Colorado Trees

Tree service is our business and we love to share in depth information about some of our favorite Colorado trees. Give us a call for more information on Colorado trees or to schedule a consultation.

Colorado white fir
Symmetrical, pyramidal shape; for large landscapes; attractive soft, blue-green needles; grows best where protected from wind.
subalpine fir
Narrow, pyramidal habit, blue-green needles, corky white bark;less commonly available; potential for use at lower elevations.
box elder
Maple with compound leaves found along streams; rapid grower, weak-wooded, short-lived; female trees attract nuisance box-elder bugs.
Engelmann spruce
Large, densely pyramidal tree with blue-green needles and reddish scaly bark when mature; found at high elevations with subalpine fir where it performs best; less commonly available.
Colorado spruce
Colorado State Tree; sharp, stiff needles ranging from green to silvery blue; horizontal branching.
lodgepole pine
Light green needles, persistent cones; tall, narrow form in native habitat; broader habit in landscape site; requires well-drained soils.
limber pine
Green to blue-green needles in bundles of 4-5; flexible twigs; larger, ornamental cones.
ponderosa pine
Longer, yellow-green needles; bark becomes cinnamon color with age; vanilla fragrance on warm days.
Southwestern white pine
Blue-green needles, large cones, scaly bark when mature, faster-growing, less commonly available.
narrowleaf cottonwood
Vertical growth habit; willow-like leaves, suckers heavily, best in natural areas along streams; males do not produce cotton; yellow fall color.
Plains cottonwood
Fast-growing, broad, irregular canopy; triangular leaves; males do not produce cotton.
lanceleaf cottonwood
Fast-growing, upright, rounded, dense branching; spear-shaped, drooping leaves; less suckering; natural hybrid between Plains and narrowleaf cottonwoods; males do not produce cotton.
Douglas fir
Fast-growing; soft, medium to dark green needles; pyramidal shape; unique cones; alternate host for gall insects on spruce.
bigtooth maple
Native to southwest, with occurrences in Montezuma County; often multi-stem form; degree of orange-red fall color varies.
thinleaf alder
Large shrub or small tree, often multi-stemmed; yellow fall color not reliable; persistent fruits resemble miniature pine cones, found along streams; bark gray; sun to part shade.
Rocky Mountain birch
Small tree or large shrub; bronze-red bark; found along streams, often with thinleaf alder; yellow fall color; requires additional moisture in dry winters.

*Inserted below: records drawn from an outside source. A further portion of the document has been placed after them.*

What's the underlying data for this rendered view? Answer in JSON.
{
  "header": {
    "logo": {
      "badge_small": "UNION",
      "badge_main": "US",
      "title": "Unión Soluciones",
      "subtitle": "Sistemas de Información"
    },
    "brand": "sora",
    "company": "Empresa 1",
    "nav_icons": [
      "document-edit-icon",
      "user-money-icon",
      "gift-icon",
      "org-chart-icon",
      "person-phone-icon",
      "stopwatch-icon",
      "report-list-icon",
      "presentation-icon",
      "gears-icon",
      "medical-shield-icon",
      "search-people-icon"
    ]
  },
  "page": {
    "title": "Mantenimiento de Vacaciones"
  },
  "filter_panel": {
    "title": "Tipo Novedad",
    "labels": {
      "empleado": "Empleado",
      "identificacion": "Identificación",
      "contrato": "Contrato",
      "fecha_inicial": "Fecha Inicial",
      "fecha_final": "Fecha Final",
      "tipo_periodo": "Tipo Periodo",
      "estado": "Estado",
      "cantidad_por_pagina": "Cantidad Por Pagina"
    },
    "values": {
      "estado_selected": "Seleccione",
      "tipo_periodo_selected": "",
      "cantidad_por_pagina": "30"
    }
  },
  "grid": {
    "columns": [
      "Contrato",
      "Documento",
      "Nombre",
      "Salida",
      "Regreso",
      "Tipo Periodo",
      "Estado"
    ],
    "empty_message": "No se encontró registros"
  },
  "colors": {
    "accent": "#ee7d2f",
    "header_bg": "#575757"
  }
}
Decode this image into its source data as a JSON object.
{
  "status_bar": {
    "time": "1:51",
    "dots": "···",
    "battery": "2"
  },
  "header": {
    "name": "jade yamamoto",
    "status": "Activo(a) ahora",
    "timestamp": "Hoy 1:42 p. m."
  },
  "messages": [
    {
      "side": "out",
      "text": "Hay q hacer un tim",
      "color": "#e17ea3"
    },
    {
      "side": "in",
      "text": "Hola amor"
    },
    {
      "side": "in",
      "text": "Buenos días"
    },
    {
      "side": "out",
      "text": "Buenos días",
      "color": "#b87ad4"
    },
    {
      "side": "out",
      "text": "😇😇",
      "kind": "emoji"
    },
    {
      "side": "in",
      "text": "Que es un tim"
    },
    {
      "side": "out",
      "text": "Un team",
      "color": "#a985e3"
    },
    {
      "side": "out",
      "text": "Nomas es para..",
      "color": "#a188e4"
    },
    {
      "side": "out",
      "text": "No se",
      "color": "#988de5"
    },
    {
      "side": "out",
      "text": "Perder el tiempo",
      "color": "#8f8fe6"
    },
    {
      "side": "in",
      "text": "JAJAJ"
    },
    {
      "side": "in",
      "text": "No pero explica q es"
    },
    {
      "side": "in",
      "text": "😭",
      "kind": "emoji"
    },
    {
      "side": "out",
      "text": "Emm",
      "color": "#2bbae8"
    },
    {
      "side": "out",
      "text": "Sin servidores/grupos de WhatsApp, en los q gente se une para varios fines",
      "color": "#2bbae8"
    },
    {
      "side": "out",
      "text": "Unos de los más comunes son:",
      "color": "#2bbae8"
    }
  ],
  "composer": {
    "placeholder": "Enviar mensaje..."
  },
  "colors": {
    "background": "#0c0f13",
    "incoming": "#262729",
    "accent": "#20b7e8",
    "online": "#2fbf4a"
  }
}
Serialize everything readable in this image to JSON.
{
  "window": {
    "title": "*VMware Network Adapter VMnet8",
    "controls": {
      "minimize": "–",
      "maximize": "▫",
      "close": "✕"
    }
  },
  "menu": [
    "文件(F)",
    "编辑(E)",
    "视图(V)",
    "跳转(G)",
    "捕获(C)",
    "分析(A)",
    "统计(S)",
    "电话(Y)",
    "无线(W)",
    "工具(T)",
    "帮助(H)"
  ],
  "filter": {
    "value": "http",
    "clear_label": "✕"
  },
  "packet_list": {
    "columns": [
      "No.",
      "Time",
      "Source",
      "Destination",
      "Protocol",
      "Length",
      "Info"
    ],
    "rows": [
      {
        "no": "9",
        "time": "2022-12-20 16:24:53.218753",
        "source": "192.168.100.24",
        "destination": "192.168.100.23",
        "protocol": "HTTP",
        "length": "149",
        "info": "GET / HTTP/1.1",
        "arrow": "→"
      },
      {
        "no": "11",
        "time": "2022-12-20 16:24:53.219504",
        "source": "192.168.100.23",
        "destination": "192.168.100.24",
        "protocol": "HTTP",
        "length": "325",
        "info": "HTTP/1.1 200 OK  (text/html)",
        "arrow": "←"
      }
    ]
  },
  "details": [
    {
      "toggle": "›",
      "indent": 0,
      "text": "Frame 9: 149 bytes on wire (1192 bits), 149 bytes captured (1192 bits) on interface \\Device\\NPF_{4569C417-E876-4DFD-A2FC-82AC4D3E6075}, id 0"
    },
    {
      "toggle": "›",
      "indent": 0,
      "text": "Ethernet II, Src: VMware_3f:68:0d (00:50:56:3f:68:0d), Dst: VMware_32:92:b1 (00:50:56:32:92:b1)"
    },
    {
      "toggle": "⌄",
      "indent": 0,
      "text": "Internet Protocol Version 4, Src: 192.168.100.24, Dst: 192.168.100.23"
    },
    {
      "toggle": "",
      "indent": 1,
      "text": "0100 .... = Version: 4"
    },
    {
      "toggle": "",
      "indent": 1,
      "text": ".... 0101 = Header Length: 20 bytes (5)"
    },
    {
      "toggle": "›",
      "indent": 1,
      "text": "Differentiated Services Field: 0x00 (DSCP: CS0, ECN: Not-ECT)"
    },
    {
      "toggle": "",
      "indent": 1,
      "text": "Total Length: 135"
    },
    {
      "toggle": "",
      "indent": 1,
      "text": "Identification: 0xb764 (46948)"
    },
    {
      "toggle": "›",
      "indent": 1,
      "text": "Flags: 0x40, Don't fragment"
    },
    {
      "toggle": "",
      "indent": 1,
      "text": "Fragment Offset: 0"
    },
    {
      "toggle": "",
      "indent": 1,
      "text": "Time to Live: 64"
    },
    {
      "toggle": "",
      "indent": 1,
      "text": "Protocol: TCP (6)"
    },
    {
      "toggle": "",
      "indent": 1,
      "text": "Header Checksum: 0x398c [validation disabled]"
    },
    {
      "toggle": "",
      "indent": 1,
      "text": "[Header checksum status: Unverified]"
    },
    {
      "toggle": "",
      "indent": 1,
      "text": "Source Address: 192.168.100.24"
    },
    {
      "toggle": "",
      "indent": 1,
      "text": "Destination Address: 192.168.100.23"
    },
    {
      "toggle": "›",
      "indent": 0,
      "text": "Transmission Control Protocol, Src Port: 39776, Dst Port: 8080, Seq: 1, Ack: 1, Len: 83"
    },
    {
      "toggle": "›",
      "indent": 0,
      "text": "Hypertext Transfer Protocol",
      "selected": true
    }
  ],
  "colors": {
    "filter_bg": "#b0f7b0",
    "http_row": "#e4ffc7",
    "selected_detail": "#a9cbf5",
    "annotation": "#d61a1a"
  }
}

Oneseed juniper
Multi-stemmed tree with small, scale-like leaves, found on dry rocky slopes, often with pinon.
Utah juniper
Spreading, multi-stemmed evergreen with small, scale-like leaves; large, grayish-blue berry-like fruits are important food for small mammals and birds.
Rocky Mountain juniper
variable growth habit, often upright to columnar; male and female flowers on separate plants; found on dry mountain slopes and mesas; berry-like fruit important food for small mammals and birds.
bristlecone pine
Rounded to pyramidal shape; branches have bottlebrush appearance; short, dark-green needles with specks of white resin; spiny cones; needs well-drained soil; slow-growing.
pinyon pine
Compact, bushy growth form with grayish green needles in bundles of two, small rounded cones; edible seeds develop when planted in grove for cross-pollination; best in dry, well-drained site.
quaking aspen
Slender branches, white bark with black ridges in maturity; golden fall color, leaves flutter in slight breeze; short-lived, suckers; best in well-drained mountain soils.
Gambel oak
Small tree to large shrub, best on well-drained soils; often thicket-forming; shades of red, orange, yellow and brown in fall; acorns provide excellent wildlife food.
peachleaf willow
Fast-growing; lance-shaped leaves; new twig growth orange-yellow; ascending branches; found along streams.
Contact Info:
  • Preservation Tree Care
  • 4400 S Sherman St.
  • Englewood, CO 80113
  • Email:
  • Ph: 303 761 1088